According to American Accounting Association’s Committee on concepts and standards, they concluded that no single governing theory of financial accounting is rich enough to encompass the full range of user-environment specifications effectively, hence, there exists in the financial accounting literature not a theory of financial accounting but a collection of theories which can be arrayed over the differences in user-environment specifications. (American Accounting Association, 1977, page 1-2) It is indicated that no one single accounting theory applies to all the user-environments but a collection of theories could. For example, different users need different information. Investors need profit information and creditors are satisfied with cash flow information.
AAA’s conclusion proved again that there is no a complete general accounting theory. In fact, at present no single accounting theory can affect all the user-environments because different users demand different information. We also live in a complex and changing society so that accounting theory only can achieve its compliant objective in one particular time, such as, image. No one accounting theory can also explain and predict all the phenomena. True and fair view is still a myth, how can accountants practice with such a view? A conceptual framework is still developing for trying to achieve a complete general accounting theory.
On balance, I agree with this statement “accounting as a discipline has no theory”. I am of the opinion that in the subject of accounting, there is no a general complete accounting theory which is a coherent set of principles and concepts to explain and predict all the phenomena. I have proved with some examples that some of principles and concepts are inconsistent, such as, relevance and reliability, and also it is noticeable that accounting theory is partial and one-side, such as, image, because images that shaped accounting theory were captured through theorists’ different view which could be partial. Changing social environments also influence images.
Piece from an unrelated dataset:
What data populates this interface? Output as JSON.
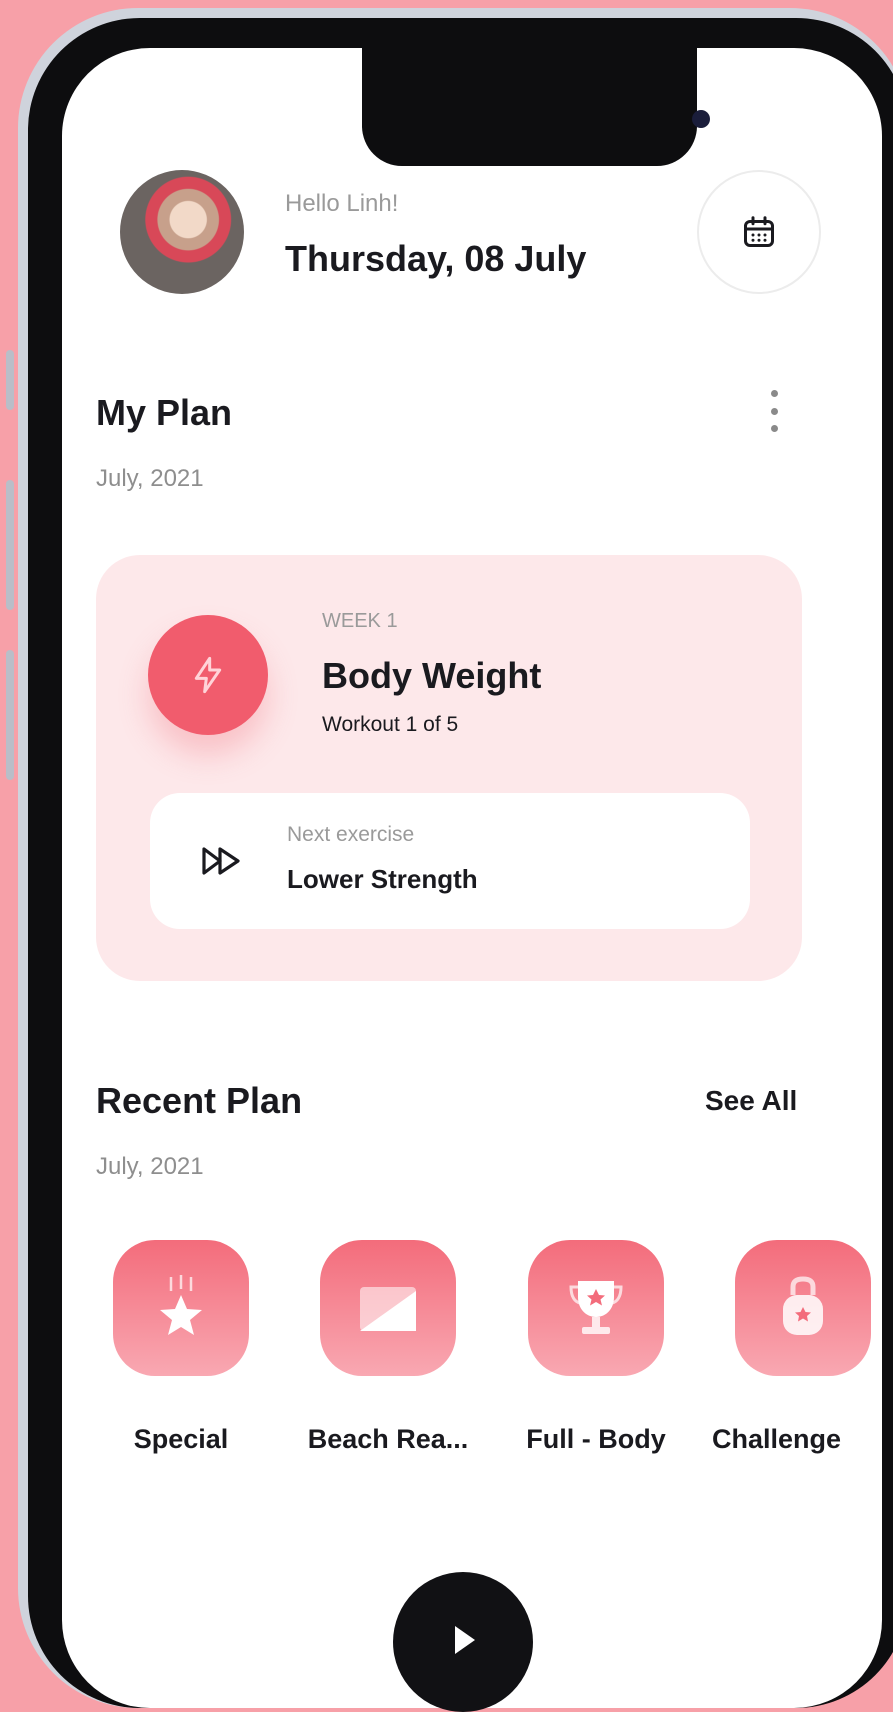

Clearly, each image only emerges in a particular context and period, as suggested by Davids. In addition, the incomplete of a conceptual framework which tries to construct a coherent set of principles to explain the practice proved the absence of a general accounting theory. The entire poof strongly against the Hendriken and Van Breda’s opinion which a general accounting theory have emerged. However, a conceptual framework is still improving so I personally believe that a complete general accounting theory could be achieved in the future in accordance with the complete of a conceptual framework due to the development of accounting in response with the development of modern society.
Ahmed Riahi-Belkaoui(2000) “Accounting Theory”, 4th Edition, Thomson Learning.
Mathews & Perera (1996) “Accounting theory & development”, 3rd Edition, Nelson.
Underdown & Taylor (1985) “Accounting Theory & Policy Making”, Heinemann.